Appendix E Appendix FOther Publications AddendumVolans Blogs Google / Virgin / 100 Year Plan pages 19 and 31Volans News & Viewswww.volans.com/news-views This example is not a ‘live’ one; in fact it was an April Fool’s hoax released by the twoInside Sustainability, Guardian companies in 2008. Nevertheless, we feel thatSustainable Business website the ethos behind both organisations, Googlewww.guardian.co.uk/sustainable-business/ and Virgin, as seen through some of their othersustainability-with-john-elkington ground-breaking initiatives, is still note-worthy in that they audaciously challenge the statusCSRWire quo (think Virgin Galactic1 which is makingwww.csrwire.com/blog/posts?author_id=20 space travel a reality, and Google’s $30m Lunar X-Prize 2 which will go to the first privately funded team to land operationalVolans Reports robots on the Moon).The Phoenix Economy: 50 Pioneers in the For more on this particular issue, read JohnBusiness of Social Innovation, Volans for the Elkington’s article, “Spoofed! By Google andSkoll Foundation, 2009 Virgin’s plan to build a city on Mars”, publishedwww.volans.com/lab/projects/phoenix on 2 November 2011 in the Guardian Sustainable Business blog.3 We have alsoThe Transparent Economy: Six Tigers Stalking since launched a new Twitter campaign to hearthe Global Recovery—and How to Tame Them, peoples’ views on whether 100-year plans areVolans for the Global Reporting Initiative, 2010 feasible (please tweet your answer towww.volans.com/lab/projects/the-transparent- @futurequo #100years).economy 1 www.virgingalactic.comThe Biosphere Economy: Natural limits 2 www.googlelunarxprize.orgcan spur creativity, innovation and growth, 3 www.guardian.co.uk/sustainable-business/Volans for the Tellus Mater Foundation, 2010 sustainability-with-john-elkington/www.volans.com/lab/projects/biosphere- john-elkington-long-term-planning-economy/ business-strategyVolans BooksJohn Elkington and Pamela Hartigan,The Power of Unreasonable People: HowSocial Entrepreneurs Create Markets ThatChange the World, Harvard Business SchoolPress, 2008John Elkington, The Zeronauts: Breakingthe Sustainability Barrier, Earthscan/Taylor &Francis, [Spring 2012]JWT PublicationsAlastair Morton with Claire Jackson,Branded Flourishing, Admap, 2010Social Good: A Trend Report,JWT Ethos, 2011www.jwtintelligence.com

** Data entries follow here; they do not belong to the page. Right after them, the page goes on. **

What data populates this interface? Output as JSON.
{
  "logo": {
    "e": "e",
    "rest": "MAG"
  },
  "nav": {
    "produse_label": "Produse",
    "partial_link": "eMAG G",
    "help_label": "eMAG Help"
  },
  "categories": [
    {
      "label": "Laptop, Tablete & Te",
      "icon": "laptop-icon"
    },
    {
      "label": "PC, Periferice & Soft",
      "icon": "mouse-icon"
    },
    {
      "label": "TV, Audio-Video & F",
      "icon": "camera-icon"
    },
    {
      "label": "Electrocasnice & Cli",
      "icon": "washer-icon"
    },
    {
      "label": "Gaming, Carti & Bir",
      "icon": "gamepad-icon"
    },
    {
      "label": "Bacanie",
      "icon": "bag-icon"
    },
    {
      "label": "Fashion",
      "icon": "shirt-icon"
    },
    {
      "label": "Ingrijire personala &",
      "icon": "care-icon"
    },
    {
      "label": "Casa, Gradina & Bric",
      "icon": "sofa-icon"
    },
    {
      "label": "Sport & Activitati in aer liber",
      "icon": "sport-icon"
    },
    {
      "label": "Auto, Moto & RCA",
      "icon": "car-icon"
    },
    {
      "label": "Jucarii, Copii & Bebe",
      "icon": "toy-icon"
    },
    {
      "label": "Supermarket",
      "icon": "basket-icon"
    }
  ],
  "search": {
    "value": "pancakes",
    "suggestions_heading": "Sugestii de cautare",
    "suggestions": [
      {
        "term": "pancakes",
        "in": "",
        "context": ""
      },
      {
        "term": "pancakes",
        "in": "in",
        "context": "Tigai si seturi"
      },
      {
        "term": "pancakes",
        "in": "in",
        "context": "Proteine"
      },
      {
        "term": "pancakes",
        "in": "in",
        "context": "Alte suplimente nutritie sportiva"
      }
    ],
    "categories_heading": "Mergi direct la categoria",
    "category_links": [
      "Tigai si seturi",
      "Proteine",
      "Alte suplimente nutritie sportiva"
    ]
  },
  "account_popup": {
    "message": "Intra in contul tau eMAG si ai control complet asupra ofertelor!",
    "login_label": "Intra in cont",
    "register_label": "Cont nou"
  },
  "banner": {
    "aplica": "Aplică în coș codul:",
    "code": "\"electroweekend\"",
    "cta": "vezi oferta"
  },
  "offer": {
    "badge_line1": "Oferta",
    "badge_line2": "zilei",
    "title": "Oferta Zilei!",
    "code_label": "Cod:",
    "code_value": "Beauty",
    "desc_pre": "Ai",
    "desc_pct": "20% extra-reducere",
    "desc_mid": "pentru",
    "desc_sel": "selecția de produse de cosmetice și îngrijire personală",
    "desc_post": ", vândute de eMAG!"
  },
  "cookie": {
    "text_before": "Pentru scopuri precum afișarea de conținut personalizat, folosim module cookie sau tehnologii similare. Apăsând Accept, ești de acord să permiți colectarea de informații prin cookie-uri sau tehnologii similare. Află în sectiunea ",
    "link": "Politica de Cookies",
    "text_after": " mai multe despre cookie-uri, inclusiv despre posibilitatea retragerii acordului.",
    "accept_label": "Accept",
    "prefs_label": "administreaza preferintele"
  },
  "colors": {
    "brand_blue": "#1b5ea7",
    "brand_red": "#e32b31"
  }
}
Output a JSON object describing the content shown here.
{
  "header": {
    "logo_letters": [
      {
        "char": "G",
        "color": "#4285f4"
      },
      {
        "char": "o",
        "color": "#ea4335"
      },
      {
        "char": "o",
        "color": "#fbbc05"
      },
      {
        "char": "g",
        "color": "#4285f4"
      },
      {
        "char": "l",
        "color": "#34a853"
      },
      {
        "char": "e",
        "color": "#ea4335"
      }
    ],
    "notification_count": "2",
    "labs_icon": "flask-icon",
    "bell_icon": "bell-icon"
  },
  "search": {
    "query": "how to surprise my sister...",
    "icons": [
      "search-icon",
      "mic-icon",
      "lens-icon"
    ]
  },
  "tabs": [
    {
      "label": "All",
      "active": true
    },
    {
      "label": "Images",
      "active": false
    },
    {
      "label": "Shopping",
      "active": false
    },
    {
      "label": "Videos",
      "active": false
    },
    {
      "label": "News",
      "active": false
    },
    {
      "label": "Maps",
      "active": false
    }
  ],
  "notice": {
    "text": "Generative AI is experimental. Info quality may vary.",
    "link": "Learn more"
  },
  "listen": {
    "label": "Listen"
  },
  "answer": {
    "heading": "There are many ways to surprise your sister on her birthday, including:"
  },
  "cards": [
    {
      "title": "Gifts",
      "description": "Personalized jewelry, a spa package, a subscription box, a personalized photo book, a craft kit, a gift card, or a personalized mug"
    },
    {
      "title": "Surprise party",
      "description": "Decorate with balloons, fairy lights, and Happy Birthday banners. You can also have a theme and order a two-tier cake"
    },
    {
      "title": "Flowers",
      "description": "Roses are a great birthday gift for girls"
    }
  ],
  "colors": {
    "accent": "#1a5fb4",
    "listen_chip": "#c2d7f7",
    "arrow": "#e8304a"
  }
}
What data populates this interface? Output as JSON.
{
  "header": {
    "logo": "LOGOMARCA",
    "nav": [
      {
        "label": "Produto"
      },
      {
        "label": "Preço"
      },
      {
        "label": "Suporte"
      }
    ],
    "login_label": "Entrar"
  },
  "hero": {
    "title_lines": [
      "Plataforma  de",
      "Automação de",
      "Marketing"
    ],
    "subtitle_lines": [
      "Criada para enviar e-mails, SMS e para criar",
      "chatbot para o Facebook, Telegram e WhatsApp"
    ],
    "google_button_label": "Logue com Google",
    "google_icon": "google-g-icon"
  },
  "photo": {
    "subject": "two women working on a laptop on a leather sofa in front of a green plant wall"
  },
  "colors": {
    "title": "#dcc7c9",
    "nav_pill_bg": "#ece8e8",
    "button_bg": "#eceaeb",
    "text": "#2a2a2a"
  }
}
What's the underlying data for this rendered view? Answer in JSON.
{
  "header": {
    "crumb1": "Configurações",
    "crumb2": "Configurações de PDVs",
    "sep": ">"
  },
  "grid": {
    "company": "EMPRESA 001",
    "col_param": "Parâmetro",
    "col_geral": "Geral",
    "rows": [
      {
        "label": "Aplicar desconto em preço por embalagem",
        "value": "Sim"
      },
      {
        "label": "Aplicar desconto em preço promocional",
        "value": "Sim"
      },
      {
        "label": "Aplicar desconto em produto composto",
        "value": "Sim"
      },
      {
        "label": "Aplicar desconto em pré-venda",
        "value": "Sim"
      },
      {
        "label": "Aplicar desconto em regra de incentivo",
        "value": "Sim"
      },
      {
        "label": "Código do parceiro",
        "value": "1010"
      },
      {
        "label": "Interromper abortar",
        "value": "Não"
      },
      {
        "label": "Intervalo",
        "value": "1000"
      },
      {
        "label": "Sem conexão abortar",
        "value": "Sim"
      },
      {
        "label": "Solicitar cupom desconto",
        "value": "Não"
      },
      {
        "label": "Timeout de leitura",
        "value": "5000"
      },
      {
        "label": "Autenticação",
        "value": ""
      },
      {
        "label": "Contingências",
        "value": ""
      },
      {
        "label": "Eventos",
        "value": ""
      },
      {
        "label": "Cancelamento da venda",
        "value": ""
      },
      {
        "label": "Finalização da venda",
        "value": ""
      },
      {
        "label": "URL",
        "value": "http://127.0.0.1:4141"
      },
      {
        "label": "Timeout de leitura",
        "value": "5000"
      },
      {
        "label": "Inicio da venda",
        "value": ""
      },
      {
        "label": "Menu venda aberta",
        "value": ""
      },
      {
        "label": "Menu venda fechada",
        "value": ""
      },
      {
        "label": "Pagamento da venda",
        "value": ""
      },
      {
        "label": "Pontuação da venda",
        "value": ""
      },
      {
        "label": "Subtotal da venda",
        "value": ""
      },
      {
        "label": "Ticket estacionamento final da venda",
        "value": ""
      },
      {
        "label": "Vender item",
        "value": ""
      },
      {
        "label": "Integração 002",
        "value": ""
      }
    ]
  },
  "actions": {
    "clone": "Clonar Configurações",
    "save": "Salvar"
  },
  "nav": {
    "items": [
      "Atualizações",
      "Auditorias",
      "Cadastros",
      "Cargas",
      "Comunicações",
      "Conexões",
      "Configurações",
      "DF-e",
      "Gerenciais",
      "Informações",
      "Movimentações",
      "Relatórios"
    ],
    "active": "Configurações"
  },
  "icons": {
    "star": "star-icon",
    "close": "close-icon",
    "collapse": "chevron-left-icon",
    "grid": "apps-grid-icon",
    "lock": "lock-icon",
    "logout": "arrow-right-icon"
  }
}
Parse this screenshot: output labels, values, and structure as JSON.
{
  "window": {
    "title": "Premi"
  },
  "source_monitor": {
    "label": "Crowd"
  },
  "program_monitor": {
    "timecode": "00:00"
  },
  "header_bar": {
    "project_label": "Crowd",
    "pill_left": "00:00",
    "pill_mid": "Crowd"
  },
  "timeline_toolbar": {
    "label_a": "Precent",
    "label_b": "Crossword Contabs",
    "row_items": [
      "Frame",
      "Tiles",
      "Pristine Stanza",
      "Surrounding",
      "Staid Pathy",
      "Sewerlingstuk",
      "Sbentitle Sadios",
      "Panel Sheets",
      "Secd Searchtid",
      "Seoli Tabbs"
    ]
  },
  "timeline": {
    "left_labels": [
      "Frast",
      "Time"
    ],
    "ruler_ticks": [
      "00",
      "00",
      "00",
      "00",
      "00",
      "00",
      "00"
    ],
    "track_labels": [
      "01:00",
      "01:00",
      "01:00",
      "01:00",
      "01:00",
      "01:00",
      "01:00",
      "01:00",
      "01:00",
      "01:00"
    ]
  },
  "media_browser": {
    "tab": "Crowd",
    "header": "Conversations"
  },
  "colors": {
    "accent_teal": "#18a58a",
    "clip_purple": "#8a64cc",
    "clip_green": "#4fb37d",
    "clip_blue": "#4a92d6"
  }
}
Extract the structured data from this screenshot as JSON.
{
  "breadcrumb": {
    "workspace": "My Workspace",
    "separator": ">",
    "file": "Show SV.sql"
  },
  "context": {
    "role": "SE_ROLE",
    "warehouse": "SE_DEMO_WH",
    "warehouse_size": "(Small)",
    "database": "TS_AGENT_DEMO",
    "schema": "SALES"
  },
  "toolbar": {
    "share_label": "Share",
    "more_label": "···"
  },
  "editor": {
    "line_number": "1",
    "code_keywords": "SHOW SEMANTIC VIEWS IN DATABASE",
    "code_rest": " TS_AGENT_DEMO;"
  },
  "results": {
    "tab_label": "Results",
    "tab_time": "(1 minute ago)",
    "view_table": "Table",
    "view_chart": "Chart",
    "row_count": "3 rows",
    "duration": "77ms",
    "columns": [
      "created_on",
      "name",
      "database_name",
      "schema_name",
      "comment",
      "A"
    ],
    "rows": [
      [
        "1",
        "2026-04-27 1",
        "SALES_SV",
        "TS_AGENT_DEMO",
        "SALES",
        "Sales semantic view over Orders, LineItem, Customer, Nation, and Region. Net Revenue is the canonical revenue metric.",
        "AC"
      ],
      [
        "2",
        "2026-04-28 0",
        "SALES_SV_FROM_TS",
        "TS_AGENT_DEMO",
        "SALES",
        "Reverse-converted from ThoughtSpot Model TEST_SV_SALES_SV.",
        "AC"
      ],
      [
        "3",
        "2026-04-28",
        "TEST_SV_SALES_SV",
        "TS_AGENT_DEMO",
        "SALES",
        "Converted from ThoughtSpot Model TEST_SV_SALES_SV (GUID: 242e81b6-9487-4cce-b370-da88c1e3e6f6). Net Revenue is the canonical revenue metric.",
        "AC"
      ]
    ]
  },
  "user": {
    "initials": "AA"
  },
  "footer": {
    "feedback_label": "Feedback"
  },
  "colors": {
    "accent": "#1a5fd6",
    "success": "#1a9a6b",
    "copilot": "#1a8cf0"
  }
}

Volans JWTwww.volans.com www.jwt.comVOL ANSFounded in 2008, Volans aims ‘to help the JWT is the world’s best-known marketingfuture take flight’. We are a future-focused communications brand and the world’s oldestthink-tank and consultancy business advertising agency, bringing pioneering spiritthat works at the intersection of the to our clients ever since the mid 1860s.entrepreneurship, intrapreneurship, innovation With more than 200 offices in over 90and sustainability movements. We apply our countries employing nearly 10,000 marketingthought leadership and our global networks professionals, we are a truly global network.across these three sectors to help innovators, JWT Ethos is our specialist offering designedinvestors, private sector and government to help our clients’ brands prosper by makingleaders develop solutions to the challenges better forward thinking decisions over socialfacing our world. The Future Quotient is our and environmental issues. With The Futurefifth publication (page 52). We are delighted Quotient, we urge business and brands toto have JWT as a partner because of their take up the responsibility and challenge thathistory, their new Ethos offering—and this presents.because behavioral and culture change arenow crucial.Sponsors Partner